Press Release: Greenbelt Foundation partners with RinkWatch to discuss how unpredictable weather could make rink-making a thing of the past for Southern Ontarians

Mar 21, 2019   •   News , Climate Resilience


20 March 2019


“Outdoor Hockey in a Changing Climate” discusses how unpredictable weather could make rink-making a thing of the past for Southern Ontarians

The Greenbelt Foundation has partnered with RinkWatch for an in-depth look at how a changing climate impacts outdoor hockey in and around Ontario’s Greenbelt. RinkWatch, a citizen-science research initiative at Wilfrid Laurier University that monitors changing winter weather conditions via community skating rinks, has analyzed data from Toronto and Montreal. It predicts that climate change will mean fewer skating days and greater difficulty making rinks.

Outdoor hockey and backyard rink-making are iconic Canadian winter pastimes, commemorated on the $5 bill and familiar to many Ontarians. Outdoor rinks require several consecutive days of sub-freezing temperatures to get started, and average daily temperatures of -5.5C thereafter to properly maintain. Unpredictable weather, freezing rain, and brief thaw events—such as those experienced this winter—make it challenging to maintain a usable rink.

The report finds that, as Ontario’s climate warms, rinks will open later and the number of good skating days will decline.
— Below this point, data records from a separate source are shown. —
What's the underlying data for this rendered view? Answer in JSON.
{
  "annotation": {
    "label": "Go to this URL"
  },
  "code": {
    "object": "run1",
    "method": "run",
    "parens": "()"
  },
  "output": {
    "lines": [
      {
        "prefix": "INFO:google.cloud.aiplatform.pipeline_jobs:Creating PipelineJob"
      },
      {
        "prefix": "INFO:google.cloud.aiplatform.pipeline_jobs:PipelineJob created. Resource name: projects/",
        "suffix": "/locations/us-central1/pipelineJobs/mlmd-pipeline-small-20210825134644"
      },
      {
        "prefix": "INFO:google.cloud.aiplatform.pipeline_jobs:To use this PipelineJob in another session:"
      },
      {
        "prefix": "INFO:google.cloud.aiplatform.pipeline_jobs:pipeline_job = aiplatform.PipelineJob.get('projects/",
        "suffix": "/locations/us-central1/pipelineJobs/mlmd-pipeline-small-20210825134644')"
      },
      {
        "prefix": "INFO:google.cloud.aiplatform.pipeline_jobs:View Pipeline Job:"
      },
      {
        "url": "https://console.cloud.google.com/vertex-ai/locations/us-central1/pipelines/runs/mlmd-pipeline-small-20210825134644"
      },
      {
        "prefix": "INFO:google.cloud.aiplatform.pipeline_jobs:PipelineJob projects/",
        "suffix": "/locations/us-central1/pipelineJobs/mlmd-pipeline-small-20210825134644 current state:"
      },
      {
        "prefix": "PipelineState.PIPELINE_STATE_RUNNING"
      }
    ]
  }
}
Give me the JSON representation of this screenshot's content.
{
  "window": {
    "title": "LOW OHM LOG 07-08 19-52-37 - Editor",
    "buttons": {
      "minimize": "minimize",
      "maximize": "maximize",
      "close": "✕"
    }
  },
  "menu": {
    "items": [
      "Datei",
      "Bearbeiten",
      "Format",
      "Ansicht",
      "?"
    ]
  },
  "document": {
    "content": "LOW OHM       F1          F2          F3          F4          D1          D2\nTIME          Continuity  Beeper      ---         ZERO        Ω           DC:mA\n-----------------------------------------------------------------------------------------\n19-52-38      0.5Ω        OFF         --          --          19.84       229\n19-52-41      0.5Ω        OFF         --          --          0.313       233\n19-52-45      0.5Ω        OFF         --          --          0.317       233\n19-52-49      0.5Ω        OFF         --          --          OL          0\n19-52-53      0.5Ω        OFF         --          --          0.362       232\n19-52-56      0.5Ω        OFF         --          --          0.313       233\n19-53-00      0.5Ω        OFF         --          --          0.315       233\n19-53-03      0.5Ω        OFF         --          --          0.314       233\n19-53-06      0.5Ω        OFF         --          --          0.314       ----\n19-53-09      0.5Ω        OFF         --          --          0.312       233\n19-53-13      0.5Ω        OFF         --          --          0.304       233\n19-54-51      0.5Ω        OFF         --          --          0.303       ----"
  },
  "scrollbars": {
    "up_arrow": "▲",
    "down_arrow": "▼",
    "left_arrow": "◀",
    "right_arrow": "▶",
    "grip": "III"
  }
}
By the end of the century, southern Ontario’s outdoor skating season may shorten by up to 40%. Large year-to-year variations in skating seasons have also become common in recent years. Outdoor enthusiasts might remember 2014-15 as a good year for skating; Toronto, for example, saw 44 good skating days that year, whereas in 2015-16 we only saw 11.

“Building an outdoor rink takes considerable effort and investment,” says Robert McLeman of RinkWatch. “Outdoor rink builders tell us they put in the effort so that their kids, friends and neighbours have a place to play outside in the dead of winter. As the climate changes and it becomes more difficult to build and maintain a good rink, we worry that fewer people will make the effort, and we’ll lose this important community resource.”

“Protected green spaces like Ontario’s Greenbelt will help preserve treasured winter pastimes like outdoor skating,” says Edward McDonnell, CEO of the Greenbelt Foundation. “Unlike developed areas, The Greenbelt regulates weather and helps to keep winters cold in the Greater Golden Horseshoe.”

Outdoor Hockey in a Changing Climate is available at, along with other resources including a shareable two-page summary.


About the Greenbelt:

Ontario's Greenbelt is the world's largest, with over 2 million acres of farmland, forests, wetlands and rivers, working together to provide clean air, fresh water and a reliable, local food source. Permanent protection of the Greenbelt will ensure a climate-resilient, prosperous future for generations to come. Learn more at:

About RinkWatch:

RinkWatch is a citizen science research initiative that asks people who love outdoor skating to help environmental scientists monitor winter weather conditions and study the long-term impacts of climate change. Launched by researchers at Wilfrid Laurier University in January 2013, participants from across North America have submitted information about skating conditions on more than 1,400 outdoor rinks and ponds.
The Greenbelt:


Megan Hunter
Director, Engagement and Digital Strategy
The Greenbelt Foundation
416-960-0001 ext. 315